The second threat is environmental: catastrophic climate change. Technology in clean energy has advanced more quickly than we could have hoped for a few years ago, and that advancement allowed the presidents of the United States and of the People’s Republic of China to reach a bilateral agreement that was the basis for a truly meaningful Paris agreement. The global-governance challenge, as my colleague Jeffrey Mazo has long argued, was always going to be at least as difficult as the one faced by the founders of the Bretton Woods institutions at the end of the Second World War. In fact, it is more difficult, because Bretton Woods was among allies, where as China and the US – the world’s leading carbon polluters – are developing a relationship of rivalry, if not enmity.

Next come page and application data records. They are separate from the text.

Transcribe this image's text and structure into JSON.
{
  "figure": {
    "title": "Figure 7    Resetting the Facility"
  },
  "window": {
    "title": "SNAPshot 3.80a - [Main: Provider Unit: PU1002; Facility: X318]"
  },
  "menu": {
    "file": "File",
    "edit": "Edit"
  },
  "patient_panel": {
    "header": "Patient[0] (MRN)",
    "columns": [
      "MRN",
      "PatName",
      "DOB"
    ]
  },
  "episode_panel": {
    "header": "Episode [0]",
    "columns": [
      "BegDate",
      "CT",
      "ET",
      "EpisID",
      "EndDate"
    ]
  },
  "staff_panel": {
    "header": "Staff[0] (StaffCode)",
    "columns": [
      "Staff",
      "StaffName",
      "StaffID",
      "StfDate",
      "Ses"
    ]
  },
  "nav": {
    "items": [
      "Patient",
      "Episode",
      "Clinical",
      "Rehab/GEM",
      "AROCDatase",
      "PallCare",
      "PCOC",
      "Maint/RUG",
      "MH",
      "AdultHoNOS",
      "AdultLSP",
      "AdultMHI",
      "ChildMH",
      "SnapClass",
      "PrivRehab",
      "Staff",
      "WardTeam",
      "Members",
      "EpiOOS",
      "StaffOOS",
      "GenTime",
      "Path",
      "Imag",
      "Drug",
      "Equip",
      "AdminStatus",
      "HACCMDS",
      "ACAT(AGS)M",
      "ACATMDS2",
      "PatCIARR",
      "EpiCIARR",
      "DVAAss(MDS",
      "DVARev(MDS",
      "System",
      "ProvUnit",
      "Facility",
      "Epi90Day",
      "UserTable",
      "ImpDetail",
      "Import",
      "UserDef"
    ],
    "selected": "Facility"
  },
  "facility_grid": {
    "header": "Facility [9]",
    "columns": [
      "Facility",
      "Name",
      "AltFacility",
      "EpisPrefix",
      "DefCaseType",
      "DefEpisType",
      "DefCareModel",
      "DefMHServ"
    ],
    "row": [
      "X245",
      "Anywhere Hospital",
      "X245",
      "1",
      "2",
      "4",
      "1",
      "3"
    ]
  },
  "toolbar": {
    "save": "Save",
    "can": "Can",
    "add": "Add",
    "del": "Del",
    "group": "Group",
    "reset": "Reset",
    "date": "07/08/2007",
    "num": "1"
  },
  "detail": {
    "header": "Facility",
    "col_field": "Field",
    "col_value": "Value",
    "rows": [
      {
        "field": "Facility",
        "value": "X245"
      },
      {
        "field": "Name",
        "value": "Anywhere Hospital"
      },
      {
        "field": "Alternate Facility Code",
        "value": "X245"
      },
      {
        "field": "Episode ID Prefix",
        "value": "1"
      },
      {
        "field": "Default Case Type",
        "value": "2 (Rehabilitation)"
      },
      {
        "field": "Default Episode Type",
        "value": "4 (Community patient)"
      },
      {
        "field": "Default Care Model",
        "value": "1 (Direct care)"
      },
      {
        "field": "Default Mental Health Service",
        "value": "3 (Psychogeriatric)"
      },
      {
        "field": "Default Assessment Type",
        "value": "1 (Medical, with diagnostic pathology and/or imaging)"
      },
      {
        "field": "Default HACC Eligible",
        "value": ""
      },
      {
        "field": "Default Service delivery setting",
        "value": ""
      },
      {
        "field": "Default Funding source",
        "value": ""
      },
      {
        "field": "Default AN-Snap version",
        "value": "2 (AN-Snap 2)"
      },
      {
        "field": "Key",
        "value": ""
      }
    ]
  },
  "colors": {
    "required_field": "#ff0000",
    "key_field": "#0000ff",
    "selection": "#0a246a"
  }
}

Bretton Woods required American leadership, but it is hard to avoid the conclusion that, at least on this threat, such leadership will be absent for the next four years. And four years is a fairly large share of the time that is left to humanity to bend the curve of global emissions downward, before truly catastrophic temperature increases become irreversible. European states, for all their troubles, are not governed by political parties that deny the science of climate change. Perhaps they remain wilful and coherent enough to seek accommodation with China, and other big developing states such as India, to bridge the time until America comes to its senses. There could be geopolitical peril in such accommodation. Yet, if they could pull it off, the Europeans would have performed a worthy historical service and repayment of genuine debt for America’s past sacrifices: the old world stepping forth to the rescue of the new.
Dana Allin is Editor of Survival, and IISS Senior Fellow for US Foreign Policy and Transatlantic Affairs.